But we do it anyway. Embark on the impossible tasks like the steeked fair isle baby cardigan or the intarsia alphabet blanket (holla, Tonya!). I've got a few theories about this.
1. Babies are a reason for celebration. This means presents. Knitters will find any reason to knit their presents, spending $30 on yarn for cashmere baby booties rather than $5 on a pack of onesies. Knitters are very practical people.
2. Babies are small. Ask any knitter if they would rather make a sweater for somebody 8 lbs. or somebody pushing 200 lbs, use up 2 skeins or 20. The math works out in a baby's favor.
3. Babies are defenseless. You can make them wear anything. They haven't reached "But the Hollister sweatshirt is softer than the Target one!" or "This makes me look fat!" phases. They haven't even reached "This is itchy!" yet, mostly because they don't know how to talk. Babies will wear hats with faces and ears on them. You know, all the stuff that is really fun to knit.
4. Babies are cute. And what better way to accentuate the adorableness of your own knitted item than to have an equally adorable baby wear it?

But knitting can be a struggle. Some people will give up. The half finished basketweave blanket will end up in a Kroger bag at the back of the closet for "next time." The organic cotton will be forfeited for something more "practical" like squeaky acrylic. Or even worse, handknits will be accomplished, only to be lost in the flurry of the new baby, never to appear in person. Not even in a picture.

But that didn't happen to Ellana. After laboring over the cotton fleece and lace charts, the duplicate stitch and I-cords, she finished the Frog Princess outfit. And getting this picture in her email made it all worth while.

Tuesday, October 2, 2007

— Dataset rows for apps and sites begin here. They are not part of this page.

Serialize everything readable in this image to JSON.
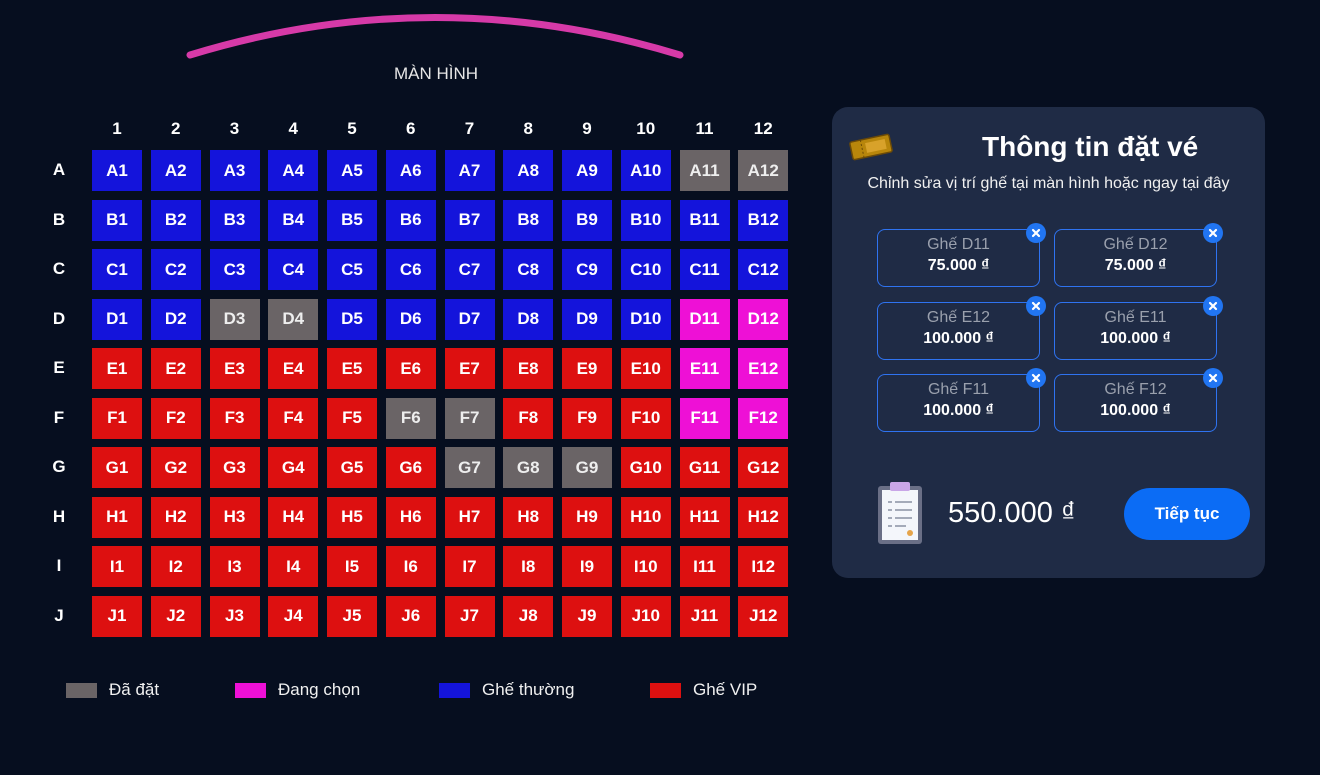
{
  "screen": {
    "label": "MÀN HÌNH"
  },
  "columns": [
    "1",
    "2",
    "3",
    "4",
    "5",
    "6",
    "7",
    "8",
    "9",
    "10",
    "11",
    "12"
  ],
  "rows": [
    "A",
    "B",
    "C",
    "D",
    "E",
    "F",
    "G",
    "H",
    "I",
    "J"
  ],
  "seats": {
    "A": [
      "normal",
      "normal",
      "normal",
      "normal",
      "normal",
      "normal",
      "normal",
      "normal",
      "normal",
      "normal",
      "booked",
      "booked"
    ],
    "B": [
      "normal",
      "normal",
      "normal",
      "normal",
      "normal",
      "normal",
      "normal",
      "normal",
      "normal",
      "normal",
      "normal",
      "normal"
    ],
    "C": [
      "normal",
      "normal",
      "normal",
      "normal",
      "normal",
      "normal",
      "normal",
      "normal",
      "normal",
      "normal",
      "normal",
      "normal"
    ],
    "D": [
      "normal",
      "normal",
      "booked",
      "booked",
      "normal",
      "normal",
      "normal",
      "normal",
      "normal",
      "normal",
      "selected",
      "selected"
    ],
    "E": [
      "vip",
      "vip",
      "vip",
      "vip",
      "vip",
      "vip",
      "vip",
      "vip",
      "vip",
      "vip",
      "selected",
      "selected"
    ],
    "F": [
      "vip",
      "vip",
      "vip",
      "vip",
      "vip",
      "booked",
      "booked",
      "vip",
      "vip",
      "vip",
      "selected",
      "selected"
    ],
    "G": [
      "vip",
      "vip",
      "vip",
      "vip",
      "vip",
      "vip",
      "booked",
      "booked",
      "booked",
      "vip",
      "vip",
      "vip"
    ],
    "H": [
      "vip",
      "vip",
      "vip",
      "vip",
      "vip",
      "vip",
      "vip",
      "vip",
      "vip",
      "vip",
      "vip",
      "vip"
    ],
    "I": [
      "vip",
      "vip",
      "vip",
      "vip",
      "vip",
      "vip",
      "vip",
      "vip",
      "vip",
      "vip",
      "vip",
      "vip"
    ],
    "J": [
      "vip",
      "vip",
      "vip",
      "vip",
      "vip",
      "vip",
      "vip",
      "vip",
      "vip",
      "vip",
      "vip",
      "vip"
    ]
  },
  "seat_colors": {
    "normal": "#1414db",
    "vip": "#dd1010",
    "booked": "#6a6466",
    "selected": "#ee10d6"
  },
  "legend": [
    {
      "label": "Đã đặt",
      "color": "#6a6466"
    },
    {
      "label": "Đang chọn",
      "color": "#ee10d6"
    },
    {
      "label": "Ghế thường",
      "color": "#1414db"
    },
    {
      "label": "Ghế VIP",
      "color": "#dd1010"
    }
  ],
  "panel": {
    "title": "Thông tin đặt vé",
    "subtitle": "Chỉnh sửa vị trí ghế tại màn hình hoặc ngay tại đây",
    "selected": [
      {
        "name": "Ghế D11",
        "price": "75.000 ₫"
      },
      {
        "name": "Ghế D12",
        "price": "75.000 ₫"
      },
      {
        "name": "Ghế E12",
        "price": "100.000 ₫"
      },
      {
        "name": "Ghế E11",
        "price": "100.000 ₫"
      },
      {
        "name": "Ghế F11",
        "price": "100.000 ₫"
      },
      {
        "name": "Ghế F12",
        "price": "100.000 ₫"
      }
    ],
    "total": "550.000 ₫",
    "continue_label": "Tiếp tục"
  }
}
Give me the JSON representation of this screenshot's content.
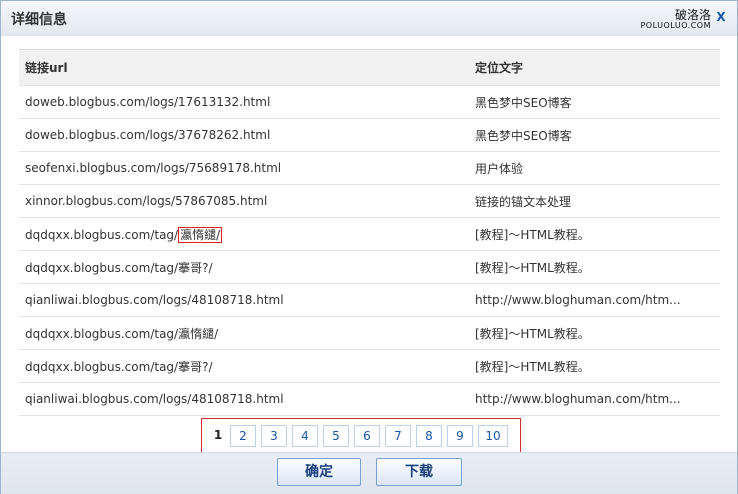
{
  "dialog": {
    "title": "详细信息"
  },
  "watermark": {
    "text": "破洛洛",
    "sub": "POLUOLUO.COM"
  },
  "close_glyph": "X",
  "table": {
    "headers": {
      "url": "链接url",
      "anchor": "定位文字"
    },
    "rows": [
      {
        "url": "doweb.blogbus.com/logs/17613132.html",
        "anchor": "黑色梦中SEO博客"
      },
      {
        "url": "doweb.blogbus.com/logs/37678262.html",
        "anchor": "黑色梦中SEO博客"
      },
      {
        "url": "seofenxi.blogbus.com/logs/75689178.html",
        "anchor": "用户体验"
      },
      {
        "url": "xinnor.blogbus.com/logs/57867085.html",
        "anchor": "链接的锚文本处理"
      },
      {
        "url_prefix": "dqdqxx.blogbus.com/tag/",
        "url_highlight": "瀛惰繾/",
        "anchor": "[教程]～HTML教程。"
      },
      {
        "url": "dqdqxx.blogbus.com/tag/搴哥?/",
        "anchor": "[教程]～HTML教程。"
      },
      {
        "url": "qianliwai.blogbus.com/logs/48108718.html",
        "anchor": "http://www.bloghuman.com/htm..."
      },
      {
        "url": "dqdqxx.blogbus.com/tag/瀛惰繾/",
        "anchor": "[教程]～HTML教程。"
      },
      {
        "url": "dqdqxx.blogbus.com/tag/搴哥?/",
        "anchor": "[教程]～HTML教程。"
      },
      {
        "url": "qianliwai.blogbus.com/logs/48108718.html",
        "anchor": "http://www.bloghuman.com/htm..."
      }
    ]
  },
  "pagination": {
    "current": "1",
    "pages": [
      "1",
      "2",
      "3",
      "4",
      "5",
      "6",
      "7",
      "8",
      "9",
      "10"
    ]
  },
  "buttons": {
    "confirm": "确定",
    "download": "下载"
  },
  "colors": {
    "accent": "#1a56a8",
    "highlight_border": "#e02020",
    "pager_border": "#d32d2d"
  }
}
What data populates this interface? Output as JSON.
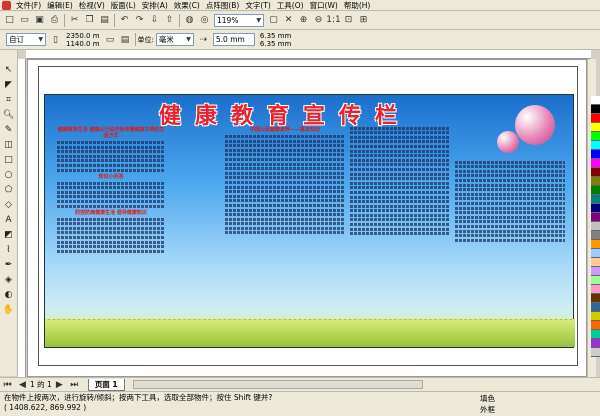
{
  "menu": [
    "文件(F)",
    "编辑(E)",
    "检视(V)",
    "版面(L)",
    "安排(A)",
    "效果(C)",
    "点阵图(B)",
    "文字(T)",
    "工具(O)",
    "窗口(W)",
    "帮助(H)"
  ],
  "toolbar": {
    "zoom_value": "119%",
    "icons": [
      "new-icon",
      "open-icon",
      "save-icon",
      "print-icon",
      "cut-icon",
      "copy-icon",
      "paste-icon",
      "undo-icon",
      "redo-icon",
      "import-icon",
      "export-icon"
    ]
  },
  "propbar": {
    "paper_size": "自订",
    "width": "2350.0 m",
    "height": "1140.0 m",
    "unit": "毫米",
    "nudge": "5.0 mm",
    "dup_x": "6.35 mm",
    "dup_y": "6.35 mm"
  },
  "board": {
    "title": "健康教育宣传栏",
    "left_heading": "健康教育生活 健康从行动开始传播健康文明的生活方式",
    "left_subheading": "知识小问答",
    "left_sub2": "防控防病健康生活 倡导健康知识",
    "mid_heading": "中国公民健康素养——基本知识",
    "columns": 5
  },
  "pager": {
    "position": "1 的 1",
    "tab": "页面 1"
  },
  "status": {
    "message": "在物件上按两次，进行旋转/倾斜；按两下工具，选取全部物件；按住 Shift 键并?",
    "coords": "( 1408.622, 869.992 )",
    "fill_label": "填色",
    "outline_label": "外框"
  },
  "colors": {
    "chrome": "#ece9d8",
    "title_red": "#e8232f",
    "board_blue": "#1a6fcc"
  },
  "palette": [
    "#ffffff",
    "#000000",
    "#ff0000",
    "#ffff00",
    "#00ff00",
    "#00ffff",
    "#0000ff",
    "#ff00ff",
    "#800000",
    "#808000",
    "#008000",
    "#008080",
    "#000080",
    "#800080",
    "#c0c0c0",
    "#808080",
    "#ff9900",
    "#99ccff",
    "#ffcc99",
    "#cc99ff",
    "#99ff99",
    "#ff99cc",
    "#663300",
    "#336699",
    "#cccc00",
    "#ff6600",
    "#00cc99",
    "#9933cc",
    "#cccccc"
  ]
}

Charity Knitting: Afghans for Afghans

The Duduza dolls and the Red Scarves have been sent. Thanks to everyone for participating!

Our next charity knit will be Afghans for Afghans. While they accept lots of knitted and crocheted items, we will be collecting squares for blankets. Make your squares 9 x 9 inches. Any pattern goes, but please do not include faces or animals since Islam prohibits depicting likenesses. For more information, please visit their website.